Decca Records rescheduled the taping with our choir--it's now set for Monday. I changed my Monday flight to Tuesday (God bless Southwest Airlines), and realized that the delay solves a couple of small problems for me. Like how I was going to return the Evelyn Waugh biography of Ronald Knox to the motherhouse library, and get Sr. Margaret Charles' camcorder and supplies back into their specific places in her office. Not to mention get to Logan Airport.
I asked Sr Sylwia, our novice from Poland, to take a few pictures of the goings on so I could have something to show while I figure out the video files...and get my next talks together. You can thank her for the illustrations...
From today's talk on the Penitent Heart as a "Convicted" heart:
In a 1935 meditation on Penance, the Founder commented that we tend to put too much stress on the confession of sin: sorrow for sin is a “heavenly gift.” We have to pray for it, and have much hope, based on Jesus having died for us.
Sorrow for sin is a “heavenly gift.” Pope Benedict said the same thing in an off-the-cuff homily on April 15: “penance is a grace. There is a tendency in exegesis that says: In Galilee Jesus announced a grace without conditions, absolutely unconditional, so also without penance, pure grace, without human preconditions. But this is a false interpretation of grace. Penance is grace; it is a grace that we recognize our sin, it is a grace to know that we need renewal, change, of a transformation of our being. Penance, to be able to do penance, is a gift of grace.“

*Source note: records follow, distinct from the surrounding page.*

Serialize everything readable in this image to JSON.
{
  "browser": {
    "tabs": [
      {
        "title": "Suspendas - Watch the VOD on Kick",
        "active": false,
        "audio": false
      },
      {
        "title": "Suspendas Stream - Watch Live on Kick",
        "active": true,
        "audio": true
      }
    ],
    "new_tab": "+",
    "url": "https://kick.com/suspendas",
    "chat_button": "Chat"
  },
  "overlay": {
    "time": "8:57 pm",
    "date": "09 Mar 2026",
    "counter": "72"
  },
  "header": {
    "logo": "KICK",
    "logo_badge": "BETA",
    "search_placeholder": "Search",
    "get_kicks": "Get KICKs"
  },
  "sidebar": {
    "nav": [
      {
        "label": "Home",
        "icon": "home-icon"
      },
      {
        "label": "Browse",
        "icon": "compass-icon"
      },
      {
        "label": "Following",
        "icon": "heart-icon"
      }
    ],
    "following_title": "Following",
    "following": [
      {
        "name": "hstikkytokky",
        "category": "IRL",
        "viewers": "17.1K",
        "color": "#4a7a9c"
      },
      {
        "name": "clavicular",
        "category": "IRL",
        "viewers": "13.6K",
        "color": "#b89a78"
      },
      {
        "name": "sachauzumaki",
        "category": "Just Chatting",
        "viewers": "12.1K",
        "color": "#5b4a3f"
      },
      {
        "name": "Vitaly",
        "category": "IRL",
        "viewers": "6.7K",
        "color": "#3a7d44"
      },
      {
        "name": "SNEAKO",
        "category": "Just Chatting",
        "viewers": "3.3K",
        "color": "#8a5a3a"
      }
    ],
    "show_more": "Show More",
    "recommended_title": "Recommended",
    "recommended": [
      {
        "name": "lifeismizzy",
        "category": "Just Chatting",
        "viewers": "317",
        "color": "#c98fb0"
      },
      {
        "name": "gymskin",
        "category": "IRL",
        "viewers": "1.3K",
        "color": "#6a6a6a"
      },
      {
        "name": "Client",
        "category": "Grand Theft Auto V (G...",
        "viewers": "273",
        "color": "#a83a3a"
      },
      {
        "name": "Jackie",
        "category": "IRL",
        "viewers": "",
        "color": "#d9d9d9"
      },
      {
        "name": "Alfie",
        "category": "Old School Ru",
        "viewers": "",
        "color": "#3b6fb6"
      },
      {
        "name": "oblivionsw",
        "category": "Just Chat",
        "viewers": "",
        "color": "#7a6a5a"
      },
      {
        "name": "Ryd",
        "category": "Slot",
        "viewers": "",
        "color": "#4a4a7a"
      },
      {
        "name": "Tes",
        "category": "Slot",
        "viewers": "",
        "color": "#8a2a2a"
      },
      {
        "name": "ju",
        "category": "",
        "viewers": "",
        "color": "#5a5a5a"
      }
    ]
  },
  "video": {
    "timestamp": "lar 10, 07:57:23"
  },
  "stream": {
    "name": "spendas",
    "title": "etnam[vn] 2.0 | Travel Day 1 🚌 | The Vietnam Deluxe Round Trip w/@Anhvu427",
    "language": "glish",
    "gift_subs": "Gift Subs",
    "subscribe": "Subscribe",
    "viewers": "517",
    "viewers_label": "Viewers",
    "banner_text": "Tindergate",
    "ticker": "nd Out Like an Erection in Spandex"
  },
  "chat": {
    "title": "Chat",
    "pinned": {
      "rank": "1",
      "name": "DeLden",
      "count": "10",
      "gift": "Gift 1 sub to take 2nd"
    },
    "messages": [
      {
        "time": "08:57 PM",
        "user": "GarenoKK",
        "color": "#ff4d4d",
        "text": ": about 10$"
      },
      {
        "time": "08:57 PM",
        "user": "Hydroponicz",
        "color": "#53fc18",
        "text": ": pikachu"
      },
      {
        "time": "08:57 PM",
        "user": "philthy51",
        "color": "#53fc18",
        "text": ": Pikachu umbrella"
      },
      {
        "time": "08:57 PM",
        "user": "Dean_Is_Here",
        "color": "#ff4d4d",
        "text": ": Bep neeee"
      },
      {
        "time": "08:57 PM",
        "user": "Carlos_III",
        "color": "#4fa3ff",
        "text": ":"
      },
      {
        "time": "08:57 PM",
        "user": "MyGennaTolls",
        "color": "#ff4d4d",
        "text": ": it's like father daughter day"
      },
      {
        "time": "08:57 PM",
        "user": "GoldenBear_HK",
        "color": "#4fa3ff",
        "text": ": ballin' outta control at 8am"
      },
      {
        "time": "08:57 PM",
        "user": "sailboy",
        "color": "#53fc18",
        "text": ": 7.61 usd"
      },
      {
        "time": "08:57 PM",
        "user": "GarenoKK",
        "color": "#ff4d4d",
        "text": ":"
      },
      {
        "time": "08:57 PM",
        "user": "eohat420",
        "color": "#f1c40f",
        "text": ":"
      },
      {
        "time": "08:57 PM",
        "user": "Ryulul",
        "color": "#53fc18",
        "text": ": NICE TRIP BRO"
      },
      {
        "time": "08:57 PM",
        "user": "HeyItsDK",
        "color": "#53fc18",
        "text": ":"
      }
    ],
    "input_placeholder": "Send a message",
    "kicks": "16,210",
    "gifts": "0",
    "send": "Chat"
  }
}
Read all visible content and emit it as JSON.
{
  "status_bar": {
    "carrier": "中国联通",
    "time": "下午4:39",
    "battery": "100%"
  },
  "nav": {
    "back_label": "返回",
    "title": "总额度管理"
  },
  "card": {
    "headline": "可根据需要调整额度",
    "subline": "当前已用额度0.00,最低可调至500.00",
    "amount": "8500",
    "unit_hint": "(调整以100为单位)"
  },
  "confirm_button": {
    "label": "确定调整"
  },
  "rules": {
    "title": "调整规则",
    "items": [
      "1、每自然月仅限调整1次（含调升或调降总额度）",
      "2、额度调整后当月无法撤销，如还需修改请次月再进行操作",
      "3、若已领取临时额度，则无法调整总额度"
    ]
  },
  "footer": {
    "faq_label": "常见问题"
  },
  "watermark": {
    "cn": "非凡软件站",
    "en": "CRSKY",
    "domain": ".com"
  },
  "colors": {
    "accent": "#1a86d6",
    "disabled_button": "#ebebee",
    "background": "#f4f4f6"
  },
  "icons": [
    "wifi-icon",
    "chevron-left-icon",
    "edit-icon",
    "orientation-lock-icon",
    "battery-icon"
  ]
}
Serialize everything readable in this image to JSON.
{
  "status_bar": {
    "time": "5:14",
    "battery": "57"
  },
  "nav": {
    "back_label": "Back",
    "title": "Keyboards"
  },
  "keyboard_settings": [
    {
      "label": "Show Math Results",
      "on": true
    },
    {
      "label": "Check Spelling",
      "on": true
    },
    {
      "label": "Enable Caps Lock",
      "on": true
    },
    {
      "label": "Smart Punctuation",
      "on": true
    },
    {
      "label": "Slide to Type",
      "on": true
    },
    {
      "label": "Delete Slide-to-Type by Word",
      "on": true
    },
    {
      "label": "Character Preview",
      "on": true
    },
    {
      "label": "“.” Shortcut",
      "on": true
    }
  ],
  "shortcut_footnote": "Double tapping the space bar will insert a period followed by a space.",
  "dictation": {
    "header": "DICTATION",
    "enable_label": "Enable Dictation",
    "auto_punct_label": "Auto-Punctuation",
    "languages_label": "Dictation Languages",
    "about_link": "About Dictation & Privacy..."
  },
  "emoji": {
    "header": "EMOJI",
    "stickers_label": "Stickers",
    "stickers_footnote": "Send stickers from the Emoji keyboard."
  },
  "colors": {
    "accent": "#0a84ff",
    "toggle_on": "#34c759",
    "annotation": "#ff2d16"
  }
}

This is very true, and it is part of the Gospel, the good news; it is a truth that the world denies. The world knows only punishment for what it considers wrongdoing--which may or may not involve actual evil, although quite often, they are spot on. (Just not often enough!) So repentance is a grace. ("Peace I give you. Not as the world gives, do I give to you...")
Pope Benedict continues: “And I must say that we Christians, even in recent times, we have often avoided the word penance, it seemed too harsh to us. Now, under the attacks of the world that speaks to us of our sins, we see that being able to do penance is a grace. And we see that it is necessary to do penance, that is, recognize what is wrong in our life, to open up to purification, to transformation, this pain is grace, because it is renewal, it is the work of divine mercy. And thus these 2 things that St. Peter says -- penitence and forgiveness -- correspond to the beginning of Jesus' preaching: "metanoeite," that is, convert (cf. Mark 1:15). This is the fundamental point, then: "metanoia" is not a private thing, that could be substituted by grace; "metanoia" is rather the arrival of the grace that transforms us....In...this 'transformation' that penance gives, in this conversion, in this new way of life, we find life, true life. “
So there is a movement toward something new: not sitting on the dung-hill of regret, but a work of transformation in progress. St. Paul said, “Do you not realize that God's mercy is directed to your repentance?” And Jesus reproached the towns where he worked most of his “mighty deeds” because of “their failure to repent.”
The “convicted” heart is an enlightened heart. And to “live in continual conversion” it must remain accessible to the light coming from the tabernacle, penetrable to the light. If you want to be enlightened, you cannot stay in the shade, protecting yourself with all sorts of strategies, like spiritual sunscreen.
“I feel convicted!” Because the truth will set you free. That's what an encounter with a living word does: convicts, but does not condemn. Convicts in a life-giving way: it gives a life sentence (in the literal sense!).